INFORMATION SHOWN section start

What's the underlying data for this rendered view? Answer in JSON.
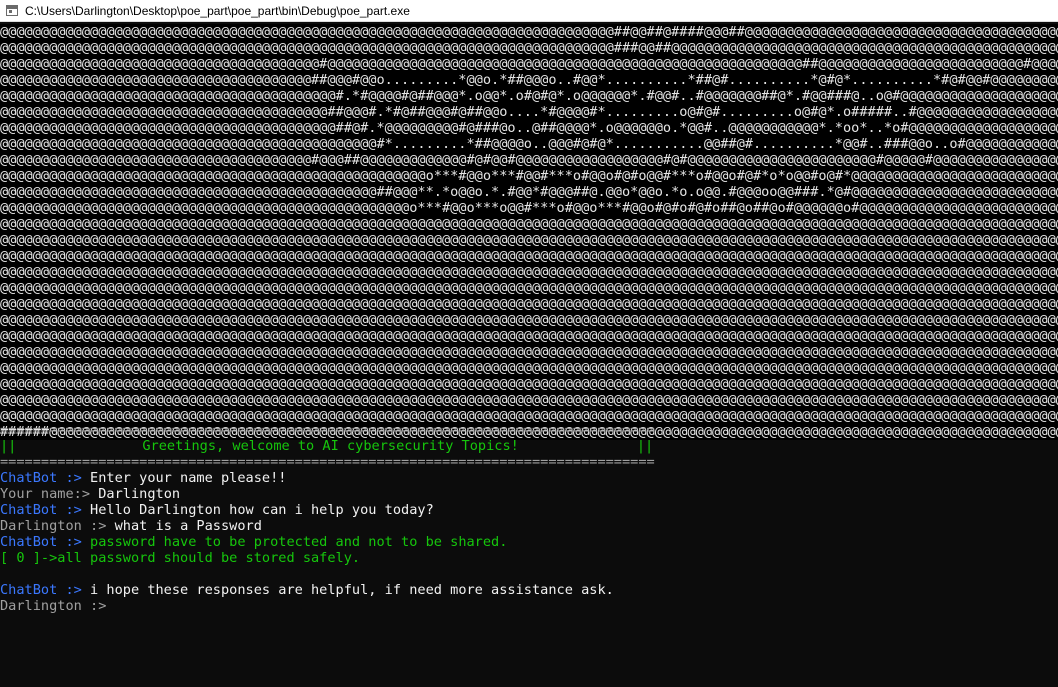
{
  "window": {
    "title": "C:\\Users\\Darlington\\Desktop\\poe_part\\poe_part\\bin\\Debug\\poe_part.exe"
  },
  "console": {
    "ascii_art": [
      "@@@@@@@@@@@@@@@@@@@@@@@@@@@@@@@@@@@@@@@@@@@@@@@@@@@@@@@@@@@@@@@@@@@@@@@@@@@##@@##@####@@@##@@@@@@@@@@@@@@@@@@@@@@@@@@@@@@@@@@@@@@@@@@@@@",
      "@@@@@@@@@@@@@@@@@@@@@@@@@@@@@@@@@@@@@@@@@@@@@@@@@@@@@@@@@@@@@@@@@@@@@@@@@@@###@@##@@@@@@@@@@@@@@@@@@@@@@@@@@@@@@@@@@@@@@@@@@@@@@@@@@@@@@@",
      "@@@@@@@@@@@@@@@@@@@@@@@@@@@@@@@@@@@@@@@#@@@@@@@@@@@@@@@@@@@@@@@@@@@@@@@@@@@@@@@@@@@@@@@@@@@@@@@@@@##@@@@@@@@@@@@@@@@@@@@@@@@@#@@@@@@@@@@@@",
      "@@@@@@@@@@@@@@@@@@@@@@@@@@@@@@@@@@@@@@##@@@#@@o.........*@@o.*##@@@o..#@@*..........*##@#..........*@#@*..........*#@#@@#@@@@@@@@@@@@@@@",
      "@@@@@@@@@@@@@@@@@@@@@@@@@@@@@@@@@@@@@@@@@#.*#@@@@#@##@@@*.o@@*.o#@#@*.o@@@@@@*.#@@#..#@@@@@@@##@*.#@@###@..o@#@@@@@@@@@@@@@@@@@@@@@@@@@",
      "@@@@@@@@@@@@@@@@@@@@@@@@@@@@@@@@@@@@@@@@##@@@#.*#@##@@@#@##@@o....*#@@@@#*.........o@#@#.........o@#@*.o#####..#@@@@@@@@@@@@@@@@@@@@@@@@",
      "@@@@@@@@@@@@@@@@@@@@@@@@@@@@@@@@@@@@@@@@@##@#.*@@@@@@@@@#@###@o..@##@@@@*.o@@@@@@o.*@@#..@@@@@@@@@@@*.*oo*..*o#@@@@@@@@@@@@@@@@@@@@@@@",
      "@@@@@@@@@@@@@@@@@@@@@@@@@@@@@@@@@@@@@@@@@@@@@@#*.........*##@@@@o..@@@#@#@*...........@@##@#..........*@@#..###@@o..o#@@@@@@@@@@@@@@@@@",
      "@@@@@@@@@@@@@@@@@@@@@@@@@@@@@@@@@@@@@@#@@@##@@@@@@@@@@@@@#@#@@#@@@@@@@@@@@@@@@@@@#@#@@@@@@@@@@@@@@@@@@@@@@@#@@@@@#@@@@@@@@@@@@@@@@@@@@@",
      "@@@@@@@@@@@@@@@@@@@@@@@@@@@@@@@@@@@@@@@@@@@@@@@@@@@@o***#@@o***#@@#***o#@@o#@#o@@#***o#@@o#@#*o*o@@#o@#*@@@@@@@@@@@@@@@@@@@@@@@@@@@@@@@",
      "@@@@@@@@@@@@@@@@@@@@@@@@@@@@@@@@@@@@@@@@@@@@@@##@@@**.*o@@o.*.#@@*#@@@##@.@@o*@@o.*o.o@@.#@@@oo@@###.*@#@@@@@@@@@@@@@@@@@@@@@@@@@@@@@",
      "@@@@@@@@@@@@@@@@@@@@@@@@@@@@@@@@@@@@@@@@@@@@@@@@@@o***#@@o***o@@#***o#@@o***#@@o#@#o#@#o##@o##@o#@@@@@@o#@@@@@@@@@@@@@@@@@@@@@@@@@@@@@@",
      "@@@@@@@@@@@@@@@@@@@@@@@@@@@@@@@@@@@@@@@@@@@@@@@@@@@@@@@@@@@@@@@@@@@@@@@@@@@@@@@@@@@@@@@@@@@@@@@@@@@@@@@@@@@@@@@@@@@@@@@@@@@@@@@@@@@@@",
      "@@@@@@@@@@@@@@@@@@@@@@@@@@@@@@@@@@@@@@@@@@@@@@@@@@@@@@@@@@@@@@@@@@@@@@@@@@@@@@@@@@@@@@@@@@@@@@@@@@@@@@@@@@@@@@@@@@@@@@@@@@@@@@@@@@@@@",
      "@@@@@@@@@@@@@@@@@@@@@@@@@@@@@@@@@@@@@@@@@@@@@@@@@@@@@@@@@@@@@@@@@@@@@@@@@@@@@@@@@@@@@@@@@@@@@@@@@@@@@@@@@@@@@@@@@@@@@@@@@@@@@@@@@@@@@",
      "@@@@@@@@@@@@@@@@@@@@@@@@@@@@@@@@@@@@@@@@@@@@@@@@@@@@@@@@@@@@@@@@@@@@@@@@@@@@@@@@@@@@@@@@@@@@@@@@@@@@@@@@@@@@@@@@@@@@@@@@@@@@@@@@@@@@@",
      "@@@@@@@@@@@@@@@@@@@@@@@@@@@@@@@@@@@@@@@@@@@@@@@@@@@@@@@@@@@@@@@@@@@@@@@@@@@@@@@@@@@@@@@@@@@@@@@@@@@@@@@@@@@@@@@@@@@@@@@@@@@@@@@@@@@@@",
      "@@@@@@@@@@@@@@@@@@@@@@@@@@@@@@@@@@@@@@@@@@@@@@@@@@@@@@@@@@@@@@@@@@@@@@@@@@@@@@@@@@@@@@@@@@@@@@@@@@@@@@@@@@@@@@@@@@@@@@@@@@@@@@@@@@@@@",
      "@@@@@@@@@@@@@@@@@@@@@@@@@@@@@@@@@@@@@@@@@@@@@@@@@@@@@@@@@@@@@@@@@@@@@@@@@@@@@@@@@@@@@@@@@@@@@@@@@@@@@@@@@@@@@@@@@@@@@@@@@@@@@@@@@@@@@",
      "@@@@@@@@@@@@@@@@@@@@@@@@@@@@@@@@@@@@@@@@@@@@@@@@@@@@@@@@@@@@@@@@@@@@@@@@@@@@@@@@@@@@@@@@@@@@@@@@@@@@@@@@@@@@@@@@@@@@@@@@@@@@@@@@@@@@@",
      "@@@@@@@@@@@@@@@@@@@@@@@@@@@@@@@@@@@@@@@@@@@@@@@@@@@@@@@@@@@@@@@@@@@@@@@@@@@@@@@@@@@@@@@@@@@@@@@@@@@@@@@@@@@@@@@@@@@@@@@@@@@@@@@@@@@@@",
      "@@@@@@@@@@@@@@@@@@@@@@@@@@@@@@@@@@@@@@@@@@@@@@@@@@@@@@@@@@@@@@@@@@@@@@@@@@@@@@@@@@@@@@@@@@@@@@@@@@@@@@@@@@@@@@@@@@@@@@@@@@@@@@@@@@@@@",
      "@@@@@@@@@@@@@@@@@@@@@@@@@@@@@@@@@@@@@@@@@@@@@@@@@@@@@@@@@@@@@@@@@@@@@@@@@@@@@@@@@@@@@@@@@@@@@@@@@@@@@@@@@@@@@@@@@@@@@@@@@@@@@@@@@@@@@",
      "@@@@@@@@@@@@@@@@@@@@@@@@@@@@@@@@@@@@@@@@@@@@@@@@@@@@@@@@@@@@@@@@@@@@@@@@@@@@@@@@@@@@@@@@@@@@@@@@@@@@@@@@@@@@@@@@@@@@@@@@@@@@@@@@@@@@@",
      "@@@@@@@@@@@@@@@@@@@@@@@@@@@@@@@@@@@@@@@@@@@@@@@@@@@@@@@@@@@@@@@@@@@@@@@@@@@@@@@@@@@@@@@@@@@@@@@@@@@@@@@@@@@@@@@@@@@@@@@@@@@@@@@@@@@@@",
      "######@@@@@@@@@@@@@@@@@@@@@@@@@@@@@@@@@@@@@@@@@@@@@@@@@@@@@@@@@@@@@@@@@@@@@@@@@@@@@@@@@@@@@@@@@@@@@@@@@@@@@@@@@@@@@@@@@@@@@@@@@@@@@@@@@"
    ],
    "separator": "================================================================================",
    "banner": {
      "left": "||",
      "text": "Greetings, welcome to AI cybersecurity Topics!",
      "right": "||"
    },
    "chat": [
      {
        "prefix": "ChatBot :>",
        "text": " Enter your name please!!"
      },
      {
        "prefix": "Your name:>",
        "text": " Darlington"
      },
      {
        "prefix": "ChatBot :>",
        "text": " Hello Darlington how can i help you today?"
      },
      {
        "prefix": "Darlington :>",
        "text": " what is a Password"
      },
      {
        "prefix": "ChatBot :>",
        "text": " password have to be protected and not to be shared."
      },
      {
        "prefix": "",
        "text": "[ 0 ]->all password should be stored safely."
      },
      {
        "prefix": "ChatBot :>",
        "text": " i hope these responses are helpful, if need more assistance ask."
      },
      {
        "prefix": "Darlington :>",
        "text": ""
      }
    ],
    "colors": {
      "user": "#a0a0a0",
      "bot_label": "#3b78ff",
      "bot_text": "#f2f2f2",
      "answer": "#16c60c"
    }
  }
}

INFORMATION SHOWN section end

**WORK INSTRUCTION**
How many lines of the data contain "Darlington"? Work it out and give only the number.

**RESULT**
5